Element data from apps and pages:
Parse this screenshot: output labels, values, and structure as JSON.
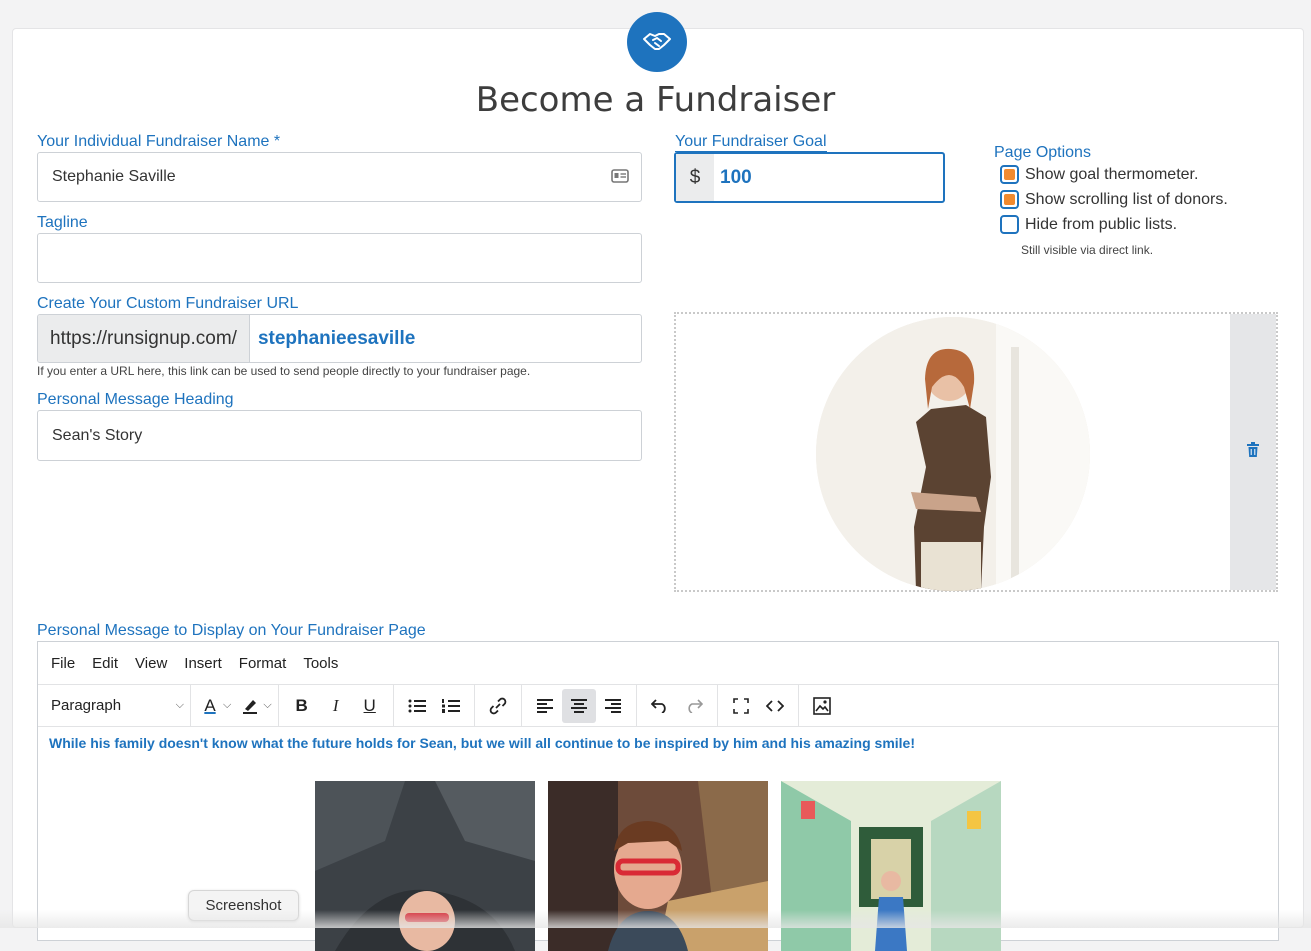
{
  "header": {
    "title": "Become a Fundraiser",
    "logo_icon": "handshake-icon",
    "brand_color": "#1e73be"
  },
  "form": {
    "name_label": "Your Individual Fundraiser Name *",
    "name_value": "Stephanie Saville",
    "tagline_label": "Tagline",
    "tagline_value": "",
    "url_label": "Create Your Custom Fundraiser URL",
    "url_prefix": "https://runsignup.com/",
    "url_slug": "stephanieesaville",
    "url_help": "If you enter a URL here, this link can be used to send people directly to your fundraiser page.",
    "heading_label": "Personal Message Heading",
    "heading_value": "Sean's Story",
    "goal_label": "Your Fundraiser Goal",
    "goal_currency": "$",
    "goal_value": "100"
  },
  "page_options": {
    "label": "Page Options",
    "options": [
      {
        "label": "Show goal thermometer.",
        "checked": true
      },
      {
        "label": "Show scrolling list of donors.",
        "checked": true
      },
      {
        "label": "Hide from public lists.",
        "checked": false
      }
    ],
    "hint": "Still visible via direct link."
  },
  "photo": {
    "delete_icon": "trash-icon"
  },
  "editor": {
    "label": "Personal Message to Display on Your Fundraiser Page",
    "menu": [
      "File",
      "Edit",
      "View",
      "Insert",
      "Format",
      "Tools"
    ],
    "block_format": "Paragraph",
    "message": "While his family doesn't know what the future holds for Sean, but we will all continue to be inspired by him and his amazing smile!"
  },
  "tooltip": "Screenshot"
}
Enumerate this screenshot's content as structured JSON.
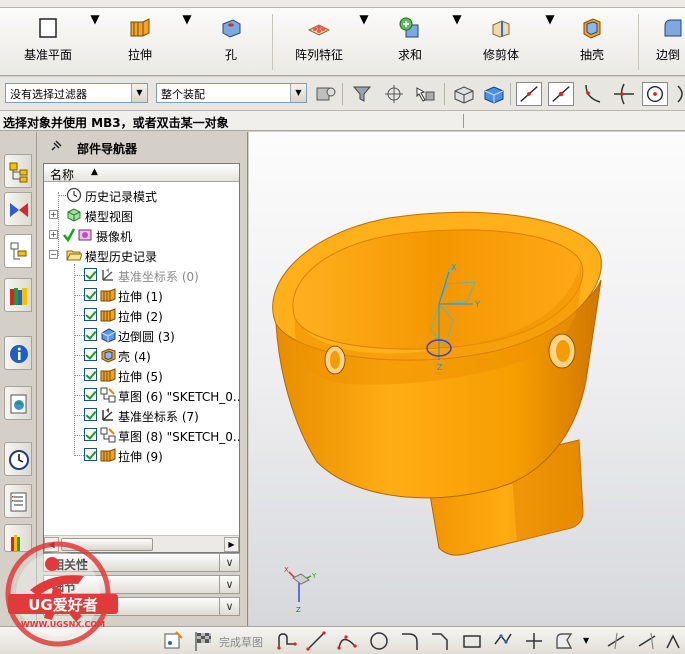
{
  "ribbon": {
    "datum_plane": "基准平面",
    "extrude": "拉伸",
    "hole": "孔",
    "pattern_feature": "阵列特征",
    "unite": "求和",
    "trim_body": "修剪体",
    "shell": "抽壳",
    "edge_blend": "边倒"
  },
  "selection_bar": {
    "filter": "没有选择过滤器",
    "scope": "整个装配"
  },
  "cue_line": "选择对象并使用 MB3，或者双击某一对象",
  "navigator": {
    "title": "部件导航器",
    "column_name": "名称",
    "nodes": [
      {
        "label": "历史记录模式"
      },
      {
        "label": "模型视图"
      },
      {
        "label": "摄像机"
      },
      {
        "label": "模型历史记录"
      }
    ],
    "features": [
      {
        "label": "基准坐标系 (0)",
        "dim": true
      },
      {
        "label": "拉伸 (1)"
      },
      {
        "label": "拉伸 (2)"
      },
      {
        "label": "边倒圆 (3)"
      },
      {
        "label": "壳 (4)"
      },
      {
        "label": "拉伸 (5)"
      },
      {
        "label": "草图 (6) \"SKETCH_0..."
      },
      {
        "label": "基准坐标系 (7)"
      },
      {
        "label": "草图 (8) \"SKETCH_0..."
      },
      {
        "label": "拉伸 (9)"
      }
    ],
    "panels": [
      "相关性",
      "细节",
      "预览"
    ]
  },
  "bottom_toolbar": {
    "finish_sketch": "完成草图"
  },
  "watermark": {
    "brand": "UG爱好者",
    "url": "WWW.UGSNX.COM"
  },
  "colors": {
    "model_orange": "#f5a000",
    "accent_blue": "#1c5180"
  }
}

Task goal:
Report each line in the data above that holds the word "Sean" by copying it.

Written solution:
    "heading_value": "Sean's Story",
    "message": "While his family doesn't know what the future holds for Sean, but we will all continue to be inspired by him and his amazing smile!"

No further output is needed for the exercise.